More witnesses testified on the third day of hearings in the extradition trial of Wikileaks founder, Julian Assange. The defense team representing Assange presented two more academics as witnesses in the hearings today and focused on spelling out the political overtones of the Wikileaks indictment and how that could affect press freedoms in the United States.
The first witness to testify was Paul Rogers, an expert in international security and professor emeritus at the University of Bradford. Rogers’ testimony drove home the point that Assange’s indictment and prosecution in the US is based on the political motives of the incumbent administration of Donald Trump. Rogers pointed out that the Afghan War Logs and Iraq War Logs published by Wikileaks and Assange’s own political opinions clashed very strongly with the successive US governments.
The publication of leaked documents, according to Rogers, also altered the predominant narratives of US wars in Afghanistan and Iraq, and the gravity of the damage caused to these nations. In the cross-examination, Rogers did not give in to the prosecution’s attempts to show that the case against Assange is limited to the publication of classified names. He instead pointed out that a large number of federal officials in the US are political appointees including those in the US Department of Justice, that is currently pursuing the case.
Rogers, much like Mark Feldstein yesterday, also pointed out that the previous Obama administration had considered prosecuting Wikileaks, but did not do so for concerns of how it might affect press freedoms. He also questioned the need to physically arrest Assange to be prosecuted in the US, even as the government has pursued cases against individuals and organizations who could not be physically present.
The second witness was Trevor Timm, co-founder of the Freedom of the Press Foundation, who testified on how the extradition attempt and the prosecution of Assange will directly affect press freedoms. Timm pointed out that advocates of press freedom fear how the prosecution of Assange could lead to further prosecution of other journalists and publishers.
Responding to the prosecution’s questioning of whether he finds Assange’s publication of classified names responsible, Timm made a distinction between what is irresponsible and what is illegal. Timm also stated that even while he thinks Wikileaks did not have a sound editorial judgement, much like any other news media house, it was not for the government to advise media houses on editorial judgements.
Timm also questioned whether there was any legal precedent to prosecute someone for publishing names and cited existing judicial precedents that does not deem the act as such illegal.

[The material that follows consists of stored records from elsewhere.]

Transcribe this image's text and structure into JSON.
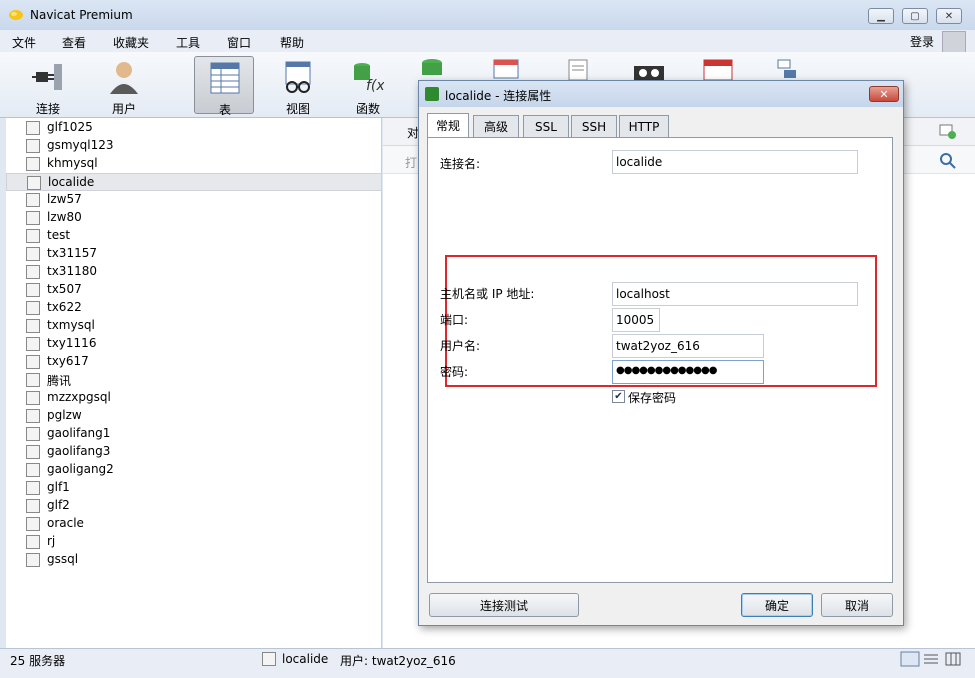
{
  "window": {
    "title": "Navicat Premium"
  },
  "menu": {
    "items": [
      "文件",
      "查看",
      "收藏夹",
      "工具",
      "窗口",
      "帮助"
    ],
    "login": "登录"
  },
  "toolbar": {
    "buttons": [
      "连接",
      "用户",
      "表",
      "视图",
      "函数"
    ],
    "active": "表"
  },
  "sidebar": {
    "connections": [
      "glf1025",
      "gsmyql123",
      "khmysql",
      "localide",
      "lzw57",
      "lzw80",
      "test",
      "tx31157",
      "tx31180",
      "tx507",
      "tx622",
      "txmysql",
      "txy1116",
      "txy617",
      "腾讯",
      "mzzxpgsql",
      "pglzw",
      "gaolifang1",
      "gaolifang3",
      "gaoligang2",
      "glf1",
      "glf2",
      "oracle",
      "rj",
      "gssql"
    ],
    "selected": "localide"
  },
  "rightpane": {
    "partial_text": "对",
    "partial_text2": "打"
  },
  "dialog": {
    "title": "localide - 连接属性",
    "tabs": [
      "常规",
      "高级",
      "SSL",
      "SSH",
      "HTTP"
    ],
    "active_tab": "常规",
    "conn_name_label": "连接名:",
    "conn_name_value": "localide",
    "host_label": "主机名或 IP 地址:",
    "host_value": "localhost",
    "port_label": "端口:",
    "port_value": "10005",
    "user_label": "用户名:",
    "user_value": "twat2yoz_616",
    "password_label": "密码:",
    "password_value": "●●●●●●●●●●●●●",
    "save_password_label": "保存密码",
    "save_password_checked": true,
    "test_button": "连接测试",
    "ok_button": "确定",
    "cancel_button": "取消"
  },
  "status": {
    "server_count": "25 服务器",
    "connection": "localide",
    "user": "用户: twat2yoz_616"
  },
  "colors": {
    "highlight_box": "#e0262d",
    "title_gradient": "#c9d8ec"
  }
}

He later also justified attempts by publishers to encourage whistleblowers to share classified documents, just as Assange is accused of doing in the recent superseding indictment on the existing charges.
Timm also pointed to the fact that several US administrations had threatened to prosecute journalists for publishing classified information, but never did it. He also brought up how president Trump, and the officials in his administration have repeatedly called the press their “enemies”, to show the intense acrimony between the administration and the news fraternity and why they are first ones to do it.
(Inputs by Kevin Gosztola)